In the same theme as discussed above, limited adipogenesis in both cell types (i.e., ePBPs and eMSCs) may depend on the induction medium, since the methods used here were designed for human bone marrow-derived MSCs. To the best of our knowledge, there are no protocols available for a horse-specific adipogenesis of progenitor cells, and this is likely due to the limited clinical use of adipocytes in this species in contrast to bone and cartilage.
These results show once again the difficulties of obtaining mesenchymal progenitors from peripheral blood. Nevertheless, since equine PBPs are easier to isolate than human PBPs (data not shown) and the horse represents a very good model for clinical stem cell research, it is very important to evaluate their differentiation abilities.
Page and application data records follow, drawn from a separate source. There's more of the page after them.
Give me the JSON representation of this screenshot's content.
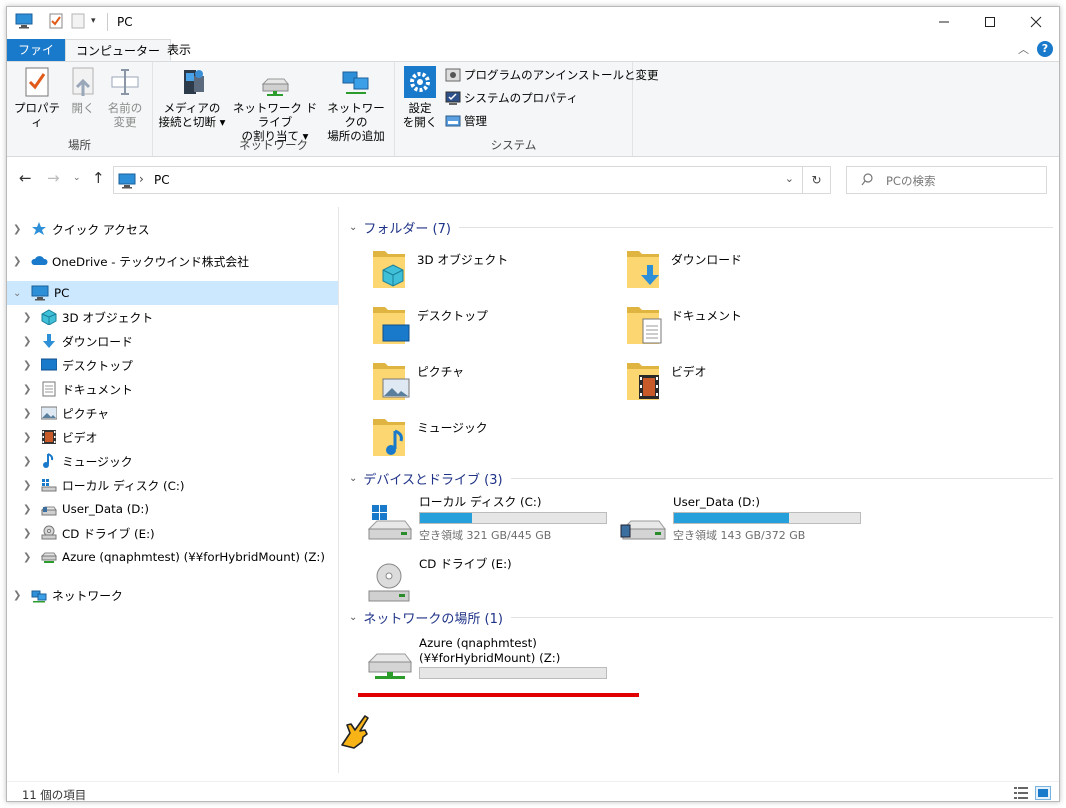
{
  "window": {
    "title": "PC"
  },
  "ribbon_tabs": [
    "ファイル",
    "コンピューター",
    "表示"
  ],
  "ribbon": {
    "location_group": {
      "label": "場所",
      "buttons": [
        {
          "line1": "プロパティ",
          "line2": "",
          "enabled": true
        },
        {
          "line1": "開く",
          "line2": "",
          "enabled": false
        },
        {
          "line1": "名前の",
          "line2": "変更",
          "enabled": false
        }
      ]
    },
    "network_group": {
      "label": "ネットワーク",
      "buttons": [
        {
          "line1": "メディアの",
          "line2": "接続と切断 ▾"
        },
        {
          "line1": "ネットワーク ドライブ",
          "line2": "の割り当て ▾"
        },
        {
          "line1": "ネットワークの",
          "line2": "場所の追加"
        }
      ]
    },
    "system_group": {
      "label": "システム",
      "settings": {
        "line1": "設定",
        "line2": "を開く"
      },
      "small_buttons": [
        "プログラムのアンインストールと変更",
        "システムのプロパティ",
        "管理"
      ]
    }
  },
  "address": {
    "path": "PC",
    "search_placeholder": "PCの検索"
  },
  "nav": {
    "quick_access": "クイック アクセス",
    "onedrive": "OneDrive - テックウインド株式会社",
    "pc": "PC",
    "pc_children": [
      "3D オブジェクト",
      "ダウンロード",
      "デスクトップ",
      "ドキュメント",
      "ピクチャ",
      "ビデオ",
      "ミュージック",
      "ローカル ディスク (C:)",
      "User_Data (D:)",
      "CD ドライブ (E:)",
      "Azure (qnaphmtest) (¥¥forHybridMount) (Z:)"
    ],
    "network": "ネットワーク"
  },
  "content": {
    "folders_header": "フォルダー (7)",
    "folders": [
      "3D オブジェクト",
      "ダウンロード",
      "デスクトップ",
      "ドキュメント",
      "ピクチャ",
      "ビデオ",
      "ミュージック"
    ],
    "devices_header": "デバイスとドライブ (3)",
    "drives": [
      {
        "name": "ローカル ディスク (C:)",
        "free": "空き領域 321 GB/445 GB",
        "used_fraction": 0.28
      },
      {
        "name": "User_Data (D:)",
        "free": "空き領域 143 GB/372 GB",
        "used_fraction": 0.62
      },
      {
        "name": "CD ドライブ (E:)"
      }
    ],
    "network_header": "ネットワークの場所 (1)",
    "network_location": {
      "line1": "Azure (qnaphmtest)",
      "line2": "(¥¥forHybridMount) (Z:)",
      "used_fraction": 0
    }
  },
  "status": {
    "item_count": "11 個の項目"
  },
  "colors": {
    "accent": "#1979ca",
    "bar_fill": "#26a0da",
    "selection": "#cce8ff",
    "annotation": "#e00000",
    "section_header": "#1e3287"
  }
}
These cells may have no value for cartilage engineering but for the clinical application in bone, tendon, and ligament defects. Furthermore, peripheral blood could represent a safer source to avoid possible complications associated with harvesting bone marrow aspirates.
Future studies should aim at improving primary isolation techniques to increase the success rate in obtaining adherent fibroblastoid cells. Further optimization of proliferation and differentiation conditions would bring cell-based therapies for horses to a clinical level. Since the appearance of ePBPs in the mononuclear cell fraction is very low, work should focus on obtaining higher amounts of these cells. One possibility may be via elutriation, as previously described in humans .
The advantage of peripheral blood-derived progenitors is the simplicity of obtaining cells in a safe and virtually pain-free way for the patient. On the other hand, PBPs are very fragile and have limited expansion capacity, which presents a problem if a high number of cells are needed. The differentiation capacity of ePBPs toward bone and fat demonstrated individual variation and was somewhat comparable with eMSCs and hMSCs. However, no differentiation toward cartilage at the histological level was obvious. Peripheral blood-derived progenitors do show capacity of multi lineage differentiation potential, albeit limited. Until proven otherwise, the bone marrow currently represents the most valuable and reliable progenitor source for tissue engineering and reconstructive therapies in the horse and other species.
The authors indicate no potential conflicts of interest.
S.P.G. is currently affiliated with The Scripps Research Institute, Division of Arthritis Research, MEM-161, La Jolla, CA. Special acknowledgment is due to Verena Winkelmann and Chantal Pauli for the preparation of the histology and immunohistochemistry. This work was supported by the AO Research Fund, Dübendorf, Switzerland (grant 04-B1) and the Holcim Stiftung zur Förderung wissenschaftlicher Fortbildung, Holderbank, Switzerland (to S.P.G.).